EXTRACTED MATERIAL:
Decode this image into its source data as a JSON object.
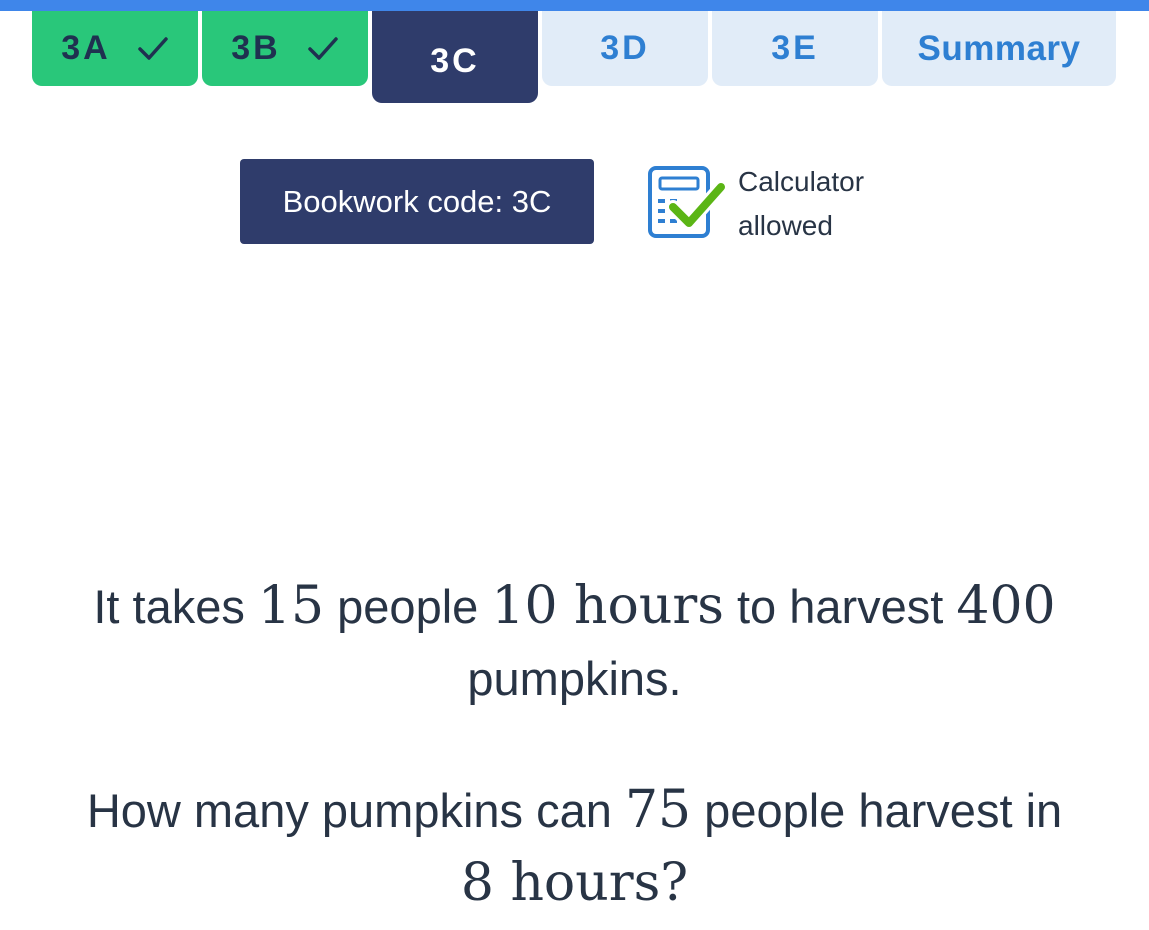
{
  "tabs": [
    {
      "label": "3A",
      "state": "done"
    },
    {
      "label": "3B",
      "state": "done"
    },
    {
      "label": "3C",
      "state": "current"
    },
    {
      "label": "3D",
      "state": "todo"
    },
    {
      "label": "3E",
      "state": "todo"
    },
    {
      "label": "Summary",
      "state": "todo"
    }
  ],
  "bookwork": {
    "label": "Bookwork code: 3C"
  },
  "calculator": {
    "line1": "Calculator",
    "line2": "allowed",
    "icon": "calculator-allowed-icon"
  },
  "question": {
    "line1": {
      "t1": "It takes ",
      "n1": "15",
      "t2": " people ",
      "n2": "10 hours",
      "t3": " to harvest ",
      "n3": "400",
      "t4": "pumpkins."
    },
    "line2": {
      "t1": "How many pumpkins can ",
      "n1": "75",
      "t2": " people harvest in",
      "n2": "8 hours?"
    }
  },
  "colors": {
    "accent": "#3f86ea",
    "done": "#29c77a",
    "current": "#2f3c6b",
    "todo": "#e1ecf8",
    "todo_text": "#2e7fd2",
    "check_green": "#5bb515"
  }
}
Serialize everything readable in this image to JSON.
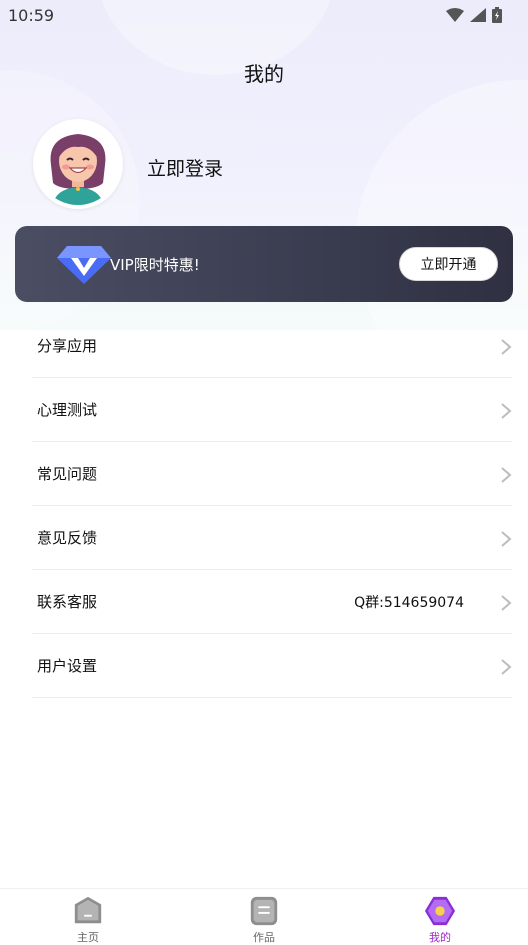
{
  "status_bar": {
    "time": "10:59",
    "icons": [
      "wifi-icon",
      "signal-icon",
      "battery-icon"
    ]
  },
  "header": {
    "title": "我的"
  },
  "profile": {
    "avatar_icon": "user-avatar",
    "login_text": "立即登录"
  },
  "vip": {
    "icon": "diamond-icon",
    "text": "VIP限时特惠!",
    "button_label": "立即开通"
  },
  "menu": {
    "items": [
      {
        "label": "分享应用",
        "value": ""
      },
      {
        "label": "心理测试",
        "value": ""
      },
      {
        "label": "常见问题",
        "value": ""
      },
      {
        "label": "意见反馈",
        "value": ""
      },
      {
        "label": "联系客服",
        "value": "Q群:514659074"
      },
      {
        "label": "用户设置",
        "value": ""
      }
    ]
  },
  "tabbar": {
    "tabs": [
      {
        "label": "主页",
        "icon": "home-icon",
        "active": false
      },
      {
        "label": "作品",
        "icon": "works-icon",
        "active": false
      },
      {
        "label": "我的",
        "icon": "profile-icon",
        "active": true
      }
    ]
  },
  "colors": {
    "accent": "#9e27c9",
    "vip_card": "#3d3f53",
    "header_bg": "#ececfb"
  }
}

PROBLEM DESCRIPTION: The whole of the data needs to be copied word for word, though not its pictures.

FINISHED TASK:
Decode this image into its source data as a JSON object.
{
  "tabs": [
    {
      "label": "3A",
      "state": "done"
    },
    {
      "label": "3B",
      "state": "done"
    },
    {
      "label": "3C",
      "state": "current"
    },
    {
      "label": "3D",
      "state": "todo"
    },
    {
      "label": "3E",
      "state": "todo"
    },
    {
      "label": "Summary",
      "state": "todo"
    }
  ],
  "bookwork": {
    "label": "Bookwork code: 3C"
  },
  "calculator": {
    "line1": "Calculator",
    "line2": "allowed",
    "icon": "calculator-allowed-icon"
  },
  "question": {
    "line1": {
      "t1": "It takes ",
      "n1": "15",
      "t2": " people ",
      "n2": "10 hours",
      "t3": " to harvest ",
      "n3": "400",
      "t4": "pumpkins."
    },
    "line2": {
      "t1": "How many pumpkins can ",
      "n1": "75",
      "t2": " people harvest in",
      "n2": "8 hours?"
    }
  },
  "colors": {
    "accent": "#3f86ea",
    "done": "#29c77a",
    "current": "#2f3c6b",
    "todo": "#e1ecf8",
    "todo_text": "#2e7fd2",
    "check_green": "#5bb515"
  }
}
Serialize everything readable in this image to JSON.
{
  "status_bar": {
    "time": "10:59",
    "icons": [
      "wifi-icon",
      "signal-icon",
      "battery-icon"
    ]
  },
  "header": {
    "title": "我的"
  },
  "profile": {
    "avatar_icon": "user-avatar",
    "login_text": "立即登录"
  },
  "vip": {
    "icon": "diamond-icon",
    "text": "VIP限时特惠!",
    "button_label": "立即开通"
  },
  "menu": {
    "items": [
      {
        "label": "分享应用",
        "value": ""
      },
      {
        "label": "心理测试",
        "value": ""
      },
      {
        "label": "常见问题",
        "value": ""
      },
      {
        "label": "意见反馈",
        "value": ""
      },
      {
        "label": "联系客服",
        "value": "Q群:514659074"
      },
      {
        "label": "用户设置",
        "value": ""
      }
    ]
  },
  "tabbar": {
    "tabs": [
      {
        "label": "主页",
        "icon": "home-icon",
        "active": false
      },
      {
        "label": "作品",
        "icon": "works-icon",
        "active": false
      },
      {
        "label": "我的",
        "icon": "profile-icon",
        "active": true
      }
    ]
  },
  "colors": {
    "accent": "#9e27c9",
    "vip_card": "#3d3f53",
    "header_bg": "#ececfb"
  }
}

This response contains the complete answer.